• Try it: All entries must be repeated exactly; do not include the pictures.

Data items
/---
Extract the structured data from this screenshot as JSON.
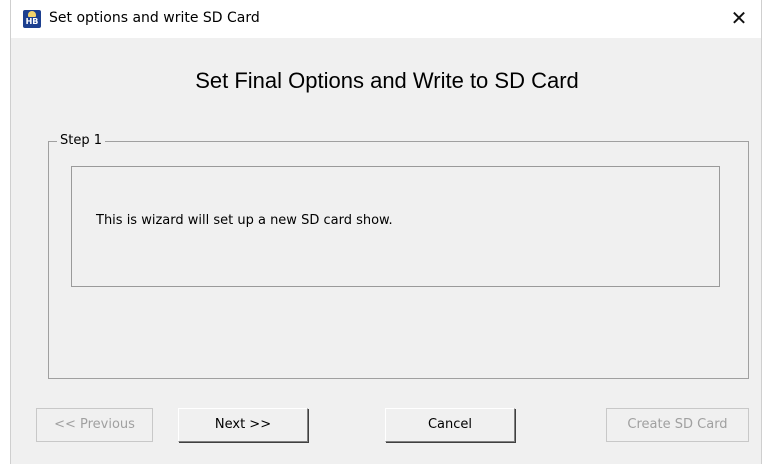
{
  "window": {
    "title": "Set options and write SD Card",
    "close_glyph": "✕",
    "icon": "hb-app-icon"
  },
  "main": {
    "heading": "Set Final Options and Write to SD Card",
    "group_label": "Step 1",
    "info_text": "This is wizard will set up a new SD card show."
  },
  "buttons": {
    "previous": "<< Previous",
    "next": "Next >>",
    "cancel": "Cancel",
    "create": "Create SD Card"
  }
}
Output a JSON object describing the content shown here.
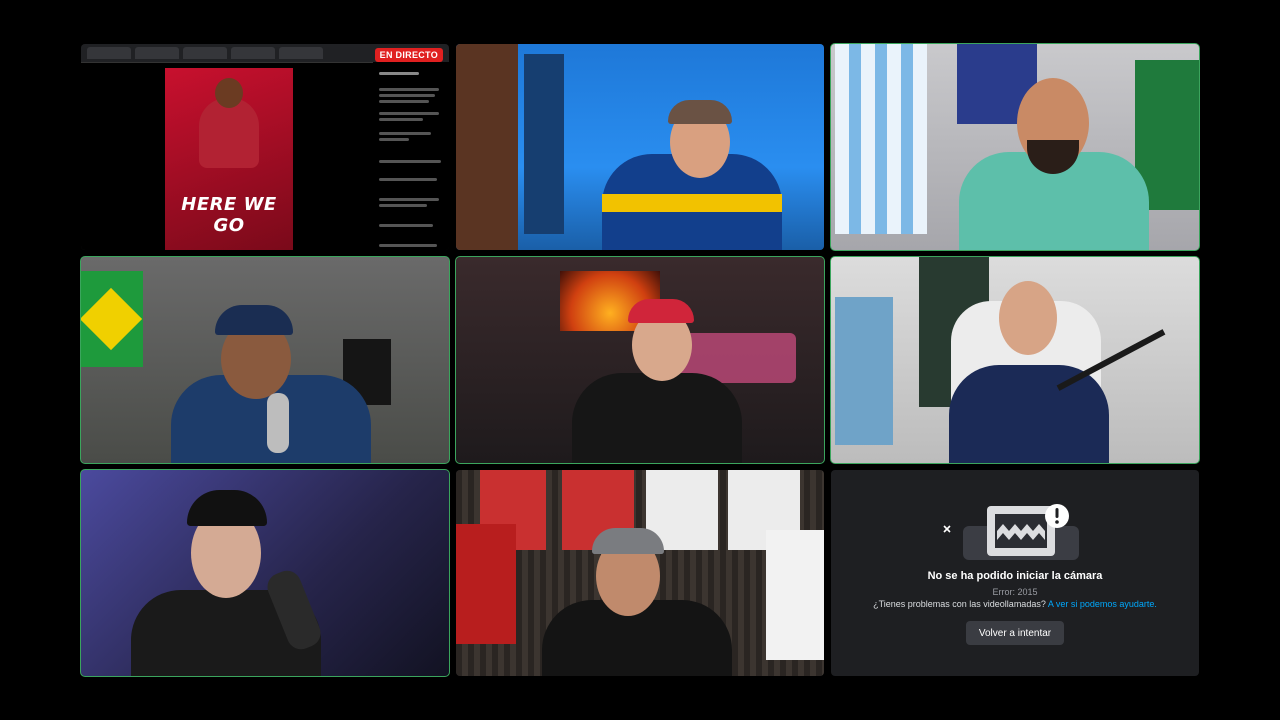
{
  "call": {
    "shared_screen": {
      "live_badge": "EN DIRECTO",
      "promo_headline": "HERE WE GO"
    },
    "camera_error": {
      "title": "No se ha podido iniciar la cámara",
      "code": "Error: 2015",
      "help_text": "¿Tienes problemas con las videollamadas?",
      "help_link": "A ver si podemos ayudarte.",
      "retry_button": "Volver a intentar"
    },
    "icons": [
      "warning-icon",
      "camera-icon",
      "close-icon"
    ],
    "colors": {
      "speaking_outline": "#3ba55d",
      "live_badge": "#e02020",
      "link": "#00a8fc",
      "button": "#3a3c42"
    }
  }
}
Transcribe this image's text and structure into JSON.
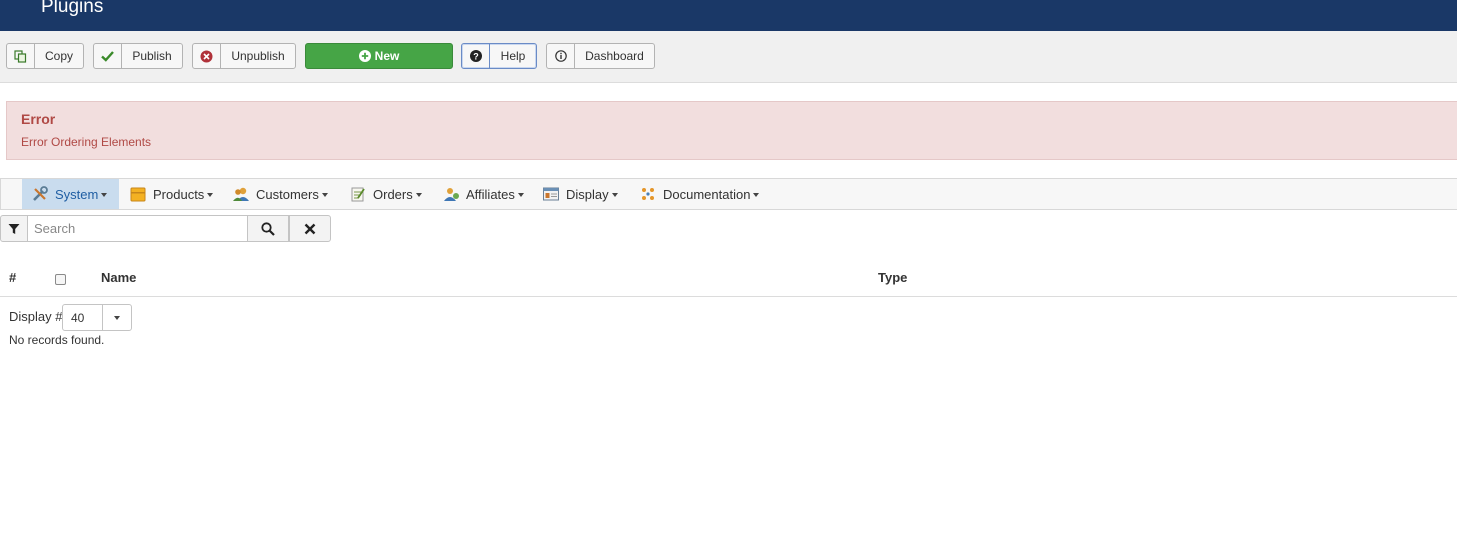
{
  "header": {
    "title": "Plugins"
  },
  "toolbar": {
    "copy_label": "Copy",
    "publish_label": "Publish",
    "unpublish_label": "Unpublish",
    "new_label": "New",
    "help_label": "Help",
    "dashboard_label": "Dashboard"
  },
  "alert": {
    "heading": "Error",
    "message": "Error Ordering Elements"
  },
  "menu": {
    "items": [
      {
        "label": "System",
        "icon": "tools-icon",
        "active": true
      },
      {
        "label": "Products",
        "icon": "products-box-icon"
      },
      {
        "label": "Customers",
        "icon": "customers-icon"
      },
      {
        "label": "Orders",
        "icon": "orders-icon"
      },
      {
        "label": "Affiliates",
        "icon": "affiliates-icon"
      },
      {
        "label": "Display",
        "icon": "display-window-icon"
      },
      {
        "label": "Documentation",
        "icon": "documentation-icon"
      }
    ]
  },
  "search": {
    "placeholder": "Search"
  },
  "table": {
    "columns": {
      "number": "#",
      "name": "Name",
      "type": "Type"
    },
    "display_label": "Display #",
    "display_value": "40",
    "empty_message": "No records found."
  },
  "colors": {
    "header_bg": "#1a3867",
    "new_button": "#46a546",
    "alert_bg": "#f2dede",
    "alert_text": "#b04945",
    "menu_active_bg": "#c9dcee"
  }
}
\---
• Result of this exercise:
Extract the structured data from this screenshot as JSON.
{
  "window": {
    "title": "Set options and write SD Card",
    "close_glyph": "✕",
    "icon": "hb-app-icon"
  },
  "main": {
    "heading": "Set Final Options and Write to SD Card",
    "group_label": "Step 1",
    "info_text": "This is wizard will set up a new SD card show."
  },
  "buttons": {
    "previous": "<< Previous",
    "next": "Next >>",
    "cancel": "Cancel",
    "create": "Create SD Card"
  }
}
Output a JSON object describing the content shown here.
{
  "call": {
    "shared_screen": {
      "live_badge": "EN DIRECTO",
      "promo_headline": "HERE WE GO"
    },
    "camera_error": {
      "title": "No se ha podido iniciar la cámara",
      "code": "Error: 2015",
      "help_text": "¿Tienes problemas con las videollamadas?",
      "help_link": "A ver si podemos ayudarte.",
      "retry_button": "Volver a intentar"
    },
    "icons": [
      "warning-icon",
      "camera-icon",
      "close-icon"
    ],
    "colors": {
      "speaking_outline": "#3ba55d",
      "live_badge": "#e02020",
      "link": "#00a8fc",
      "button": "#3a3c42"
    }
  }
}
Transcribe this image's text and structure into JSON.
{
  "header": {
    "title": "Plugins"
  },
  "toolbar": {
    "copy_label": "Copy",
    "publish_label": "Publish",
    "unpublish_label": "Unpublish",
    "new_label": "New",
    "help_label": "Help",
    "dashboard_label": "Dashboard"
  },
  "alert": {
    "heading": "Error",
    "message": "Error Ordering Elements"
  },
  "menu": {
    "items": [
      {
        "label": "System",
        "icon": "tools-icon",
        "active": true
      },
      {
        "label": "Products",
        "icon": "products-box-icon"
      },
      {
        "label": "Customers",
        "icon": "customers-icon"
      },
      {
        "label": "Orders",
        "icon": "orders-icon"
      },
      {
        "label": "Affiliates",
        "icon": "affiliates-icon"
      },
      {
        "label": "Display",
        "icon": "display-window-icon"
      },
      {
        "label": "Documentation",
        "icon": "documentation-icon"
      }
    ]
  },
  "search": {
    "placeholder": "Search"
  },
  "table": {
    "columns": {
      "number": "#",
      "name": "Name",
      "type": "Type"
    },
    "display_label": "Display #",
    "display_value": "40",
    "empty_message": "No records found."
  },
  "colors": {
    "header_bg": "#1a3867",
    "new_button": "#46a546",
    "alert_bg": "#f2dede",
    "alert_text": "#b04945",
    "menu_active_bg": "#c9dcee"
  }
}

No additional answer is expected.